Monthly. You’ll want to remove 25% of the water and use a gravel vacuum in addition to adding more dechlorinated water. Then, replace the aquarium’s filter cartridge and its carbon. If
your filter contains charcoal, the charcoal should be replaced once a month as well; otherwise, it will stop absorbing odors. After you rinse the pre-filter, it’s always good to do another scrub of algae if necessary. This is also a good time to wash plastic plants and decorations, as well as prune any live plants.
Proper filtration is important and absolutely doable with the following affordable tools. Using the below filters will neutralize ammonia and nitrites and remove floating debris.

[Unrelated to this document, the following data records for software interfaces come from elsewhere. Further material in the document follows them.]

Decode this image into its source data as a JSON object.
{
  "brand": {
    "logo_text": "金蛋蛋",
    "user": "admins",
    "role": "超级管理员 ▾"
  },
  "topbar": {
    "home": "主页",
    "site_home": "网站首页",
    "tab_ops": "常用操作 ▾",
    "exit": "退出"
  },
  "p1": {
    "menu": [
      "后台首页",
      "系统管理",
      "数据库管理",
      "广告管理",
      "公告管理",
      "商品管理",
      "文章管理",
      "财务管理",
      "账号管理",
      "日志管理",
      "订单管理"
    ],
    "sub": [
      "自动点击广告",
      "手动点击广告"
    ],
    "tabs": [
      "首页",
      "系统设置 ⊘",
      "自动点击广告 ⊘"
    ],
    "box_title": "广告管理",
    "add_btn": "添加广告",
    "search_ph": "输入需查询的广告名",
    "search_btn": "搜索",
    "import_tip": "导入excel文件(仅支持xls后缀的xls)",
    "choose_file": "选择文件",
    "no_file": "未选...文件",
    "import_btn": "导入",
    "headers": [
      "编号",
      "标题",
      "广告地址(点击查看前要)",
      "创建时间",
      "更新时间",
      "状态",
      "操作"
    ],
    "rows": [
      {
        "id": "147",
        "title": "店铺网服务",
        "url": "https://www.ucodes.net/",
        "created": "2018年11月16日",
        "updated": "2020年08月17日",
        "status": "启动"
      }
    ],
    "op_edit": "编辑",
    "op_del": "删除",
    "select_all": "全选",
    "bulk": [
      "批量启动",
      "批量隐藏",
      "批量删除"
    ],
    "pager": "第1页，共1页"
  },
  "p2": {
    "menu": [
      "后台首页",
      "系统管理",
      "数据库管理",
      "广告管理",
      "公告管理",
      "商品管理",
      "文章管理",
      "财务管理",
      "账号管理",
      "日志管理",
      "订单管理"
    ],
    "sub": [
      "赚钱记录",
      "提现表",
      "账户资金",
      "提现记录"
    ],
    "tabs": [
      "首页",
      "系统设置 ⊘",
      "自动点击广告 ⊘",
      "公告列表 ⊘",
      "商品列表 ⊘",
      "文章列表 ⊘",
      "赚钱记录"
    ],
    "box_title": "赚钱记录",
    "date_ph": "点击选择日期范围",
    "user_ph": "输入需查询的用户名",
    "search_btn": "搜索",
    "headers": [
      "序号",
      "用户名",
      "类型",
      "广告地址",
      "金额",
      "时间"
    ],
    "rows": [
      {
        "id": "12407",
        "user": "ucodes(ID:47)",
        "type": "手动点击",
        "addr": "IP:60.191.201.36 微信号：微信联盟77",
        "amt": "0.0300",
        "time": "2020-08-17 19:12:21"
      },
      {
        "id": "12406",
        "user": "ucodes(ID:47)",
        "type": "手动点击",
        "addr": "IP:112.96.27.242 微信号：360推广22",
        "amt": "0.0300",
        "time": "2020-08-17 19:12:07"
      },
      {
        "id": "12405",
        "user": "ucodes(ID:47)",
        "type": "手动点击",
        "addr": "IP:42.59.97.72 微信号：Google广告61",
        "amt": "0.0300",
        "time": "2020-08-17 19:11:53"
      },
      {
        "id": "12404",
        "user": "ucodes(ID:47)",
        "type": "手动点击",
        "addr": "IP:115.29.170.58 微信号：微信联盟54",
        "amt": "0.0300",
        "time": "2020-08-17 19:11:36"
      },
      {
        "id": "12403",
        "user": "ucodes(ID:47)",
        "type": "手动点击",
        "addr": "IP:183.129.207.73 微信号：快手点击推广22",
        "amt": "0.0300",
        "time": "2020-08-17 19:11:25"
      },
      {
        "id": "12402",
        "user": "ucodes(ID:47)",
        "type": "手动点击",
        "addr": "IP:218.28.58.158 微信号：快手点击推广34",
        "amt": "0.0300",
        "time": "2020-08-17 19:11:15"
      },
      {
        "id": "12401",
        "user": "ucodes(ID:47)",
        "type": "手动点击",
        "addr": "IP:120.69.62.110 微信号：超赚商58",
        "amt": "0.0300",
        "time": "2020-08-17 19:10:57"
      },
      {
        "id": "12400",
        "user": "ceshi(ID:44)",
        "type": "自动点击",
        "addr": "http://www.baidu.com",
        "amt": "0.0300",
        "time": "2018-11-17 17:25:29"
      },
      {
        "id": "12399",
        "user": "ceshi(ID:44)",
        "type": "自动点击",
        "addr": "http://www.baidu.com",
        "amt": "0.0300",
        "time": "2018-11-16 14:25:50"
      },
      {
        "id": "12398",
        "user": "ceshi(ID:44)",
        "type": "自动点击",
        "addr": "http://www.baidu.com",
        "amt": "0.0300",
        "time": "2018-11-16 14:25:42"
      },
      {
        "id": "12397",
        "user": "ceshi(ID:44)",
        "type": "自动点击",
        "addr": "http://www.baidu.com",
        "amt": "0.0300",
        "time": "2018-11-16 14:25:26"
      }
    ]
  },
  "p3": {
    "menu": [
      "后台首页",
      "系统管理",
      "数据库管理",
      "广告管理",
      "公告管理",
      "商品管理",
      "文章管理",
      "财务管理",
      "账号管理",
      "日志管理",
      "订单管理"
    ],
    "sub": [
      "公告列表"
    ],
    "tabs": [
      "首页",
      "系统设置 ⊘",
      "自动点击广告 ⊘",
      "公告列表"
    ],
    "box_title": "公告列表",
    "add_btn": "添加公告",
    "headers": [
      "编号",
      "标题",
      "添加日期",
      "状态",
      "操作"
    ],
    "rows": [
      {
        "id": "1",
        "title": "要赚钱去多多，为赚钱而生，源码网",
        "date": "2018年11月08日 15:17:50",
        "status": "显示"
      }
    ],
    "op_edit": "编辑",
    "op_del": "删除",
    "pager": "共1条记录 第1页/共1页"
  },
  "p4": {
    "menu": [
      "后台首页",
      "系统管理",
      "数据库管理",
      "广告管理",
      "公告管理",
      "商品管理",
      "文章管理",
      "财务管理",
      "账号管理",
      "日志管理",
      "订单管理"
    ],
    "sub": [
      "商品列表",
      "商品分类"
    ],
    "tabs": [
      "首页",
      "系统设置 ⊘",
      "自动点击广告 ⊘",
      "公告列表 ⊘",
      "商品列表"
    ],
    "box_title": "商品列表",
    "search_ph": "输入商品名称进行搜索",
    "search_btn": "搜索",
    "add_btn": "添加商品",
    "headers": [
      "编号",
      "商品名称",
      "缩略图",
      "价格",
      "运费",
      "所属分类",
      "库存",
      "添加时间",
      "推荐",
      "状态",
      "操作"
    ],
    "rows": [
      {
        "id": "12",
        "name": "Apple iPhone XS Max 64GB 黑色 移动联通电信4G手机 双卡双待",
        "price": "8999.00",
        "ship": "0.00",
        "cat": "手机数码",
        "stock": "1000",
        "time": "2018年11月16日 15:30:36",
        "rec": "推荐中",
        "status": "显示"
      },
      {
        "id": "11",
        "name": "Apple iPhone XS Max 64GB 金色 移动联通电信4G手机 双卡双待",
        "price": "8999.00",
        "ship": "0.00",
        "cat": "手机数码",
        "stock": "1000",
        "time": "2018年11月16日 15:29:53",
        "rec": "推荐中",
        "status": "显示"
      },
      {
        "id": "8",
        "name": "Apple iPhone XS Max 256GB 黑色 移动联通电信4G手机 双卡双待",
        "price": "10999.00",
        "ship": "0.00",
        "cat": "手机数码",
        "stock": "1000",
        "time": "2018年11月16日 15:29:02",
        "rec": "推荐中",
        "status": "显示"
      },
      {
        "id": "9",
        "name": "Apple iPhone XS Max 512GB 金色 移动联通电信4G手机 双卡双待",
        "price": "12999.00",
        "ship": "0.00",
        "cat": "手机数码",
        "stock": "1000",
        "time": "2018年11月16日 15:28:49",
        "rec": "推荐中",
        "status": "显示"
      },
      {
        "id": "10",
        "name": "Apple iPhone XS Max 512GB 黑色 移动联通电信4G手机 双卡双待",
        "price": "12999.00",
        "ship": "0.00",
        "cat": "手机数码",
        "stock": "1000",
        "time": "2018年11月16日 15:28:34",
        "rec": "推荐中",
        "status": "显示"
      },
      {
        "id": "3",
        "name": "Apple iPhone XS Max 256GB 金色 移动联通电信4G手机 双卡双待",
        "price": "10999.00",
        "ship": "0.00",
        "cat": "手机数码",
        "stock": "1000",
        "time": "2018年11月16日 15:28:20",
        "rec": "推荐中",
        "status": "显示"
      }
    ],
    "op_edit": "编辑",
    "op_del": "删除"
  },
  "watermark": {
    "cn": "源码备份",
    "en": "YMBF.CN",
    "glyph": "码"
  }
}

There are three basic filtration methods—mechanical, biological and chemical. Here are four filters to consider that embody all three:
- Undergravel filters are slotted plates under the gravel bed that continuously circulate the aquarium water.
- Power filters are the most commonly used filtration systems in tanks up to 55 gallons. They can be used along with undergravel filters to increase biological filtration.
- Eternal power filters are external, hanging on the back of your aquarium and drawing water from the tank, while pumping it through a replaceable filter cartridge.
- Canister filters are usually used on aquariums with 55 gallons of water or more.
Testing the waters
Here’s how you will gauge your tank’s levels and understand the result of your water tests. With this checklist, you’ll be done as fast as you can say “water test log.”
pH level. Normal range is 6.5-8.2. A pH level tests hydrogen ions within the water. As alkaline levels and water hardness change, so will the pH level. You never want this measurement to change suddenly, as it could harm your fish.
Chlorine and chloramine. Normal results: 0.0 mg/L. No chlorine allowed. Dechlorinators are essential to removing toxic chlorine from the water, keeping your pets safe.
Ammonia. Normal results: 0.0-0.25 mg/L. The filters are responsible for removing ammonia from the water, which is a crucial step.
Nitrite. Normal results: 0.0-0.5 mg/L. Too much nitrite can cause fish to lose oxygen. The way to limit nitrite levels in your tank is to add aquarium salt at 0.1-0.3%, which is about 2 teaspoons of aquarium salt per gallon.
Nitrate. Normal level: 0-40 mg/L. Too much nitrate, on the other hand, will increase algae. Changing the water periodically will take care of that.
Hardness. Normal range: 100-250 mg/L. A high pH reflects hardness in the water. By lowering the pH, water becomes softer.
Alkalinity. Normal range: 120-300 mg/L. Low alkalinity can shift the pH too fast, which is highly
dangerous to fish.To stabilize the water, increase the alkalinity.
Temperature. Normal range: 74-82º F (23-28º C). To keep the water temperature stable, use an aquarium heater. Some fish, such as tropicals, can be harmed when the water gets too cold.
Top tips for keeping your freshwater fish happy and healthy
Fish are fragile, so it’s important to follow specific steps in acclimating them to their tank.
First, float your fish in a sealed bag for at least 15 minutes, but no longer than one hour. Then, open the bag and slowly add one quarter cup of water from your aquarium. Repeat this by adding a quarter cup of water every five minutes until the bag is full. This will bring the temperature and chemistry together slowly without shocking your fish by the sudden change.
Remove the bag from the aquarium and slowly pour off as much water as possible before lowering the bag into the aquarium. Now let your fish wriggle out into the tank.
Avoid overcrowding when adding fish, as this can lead to low oxygen levels and excess waste.
Once you get your aquarium maintenance into a rhythm, it’ll become as easy as second nature. And, as a reward, you’ll be able to enjoy happy, healthy fish for a long time to come.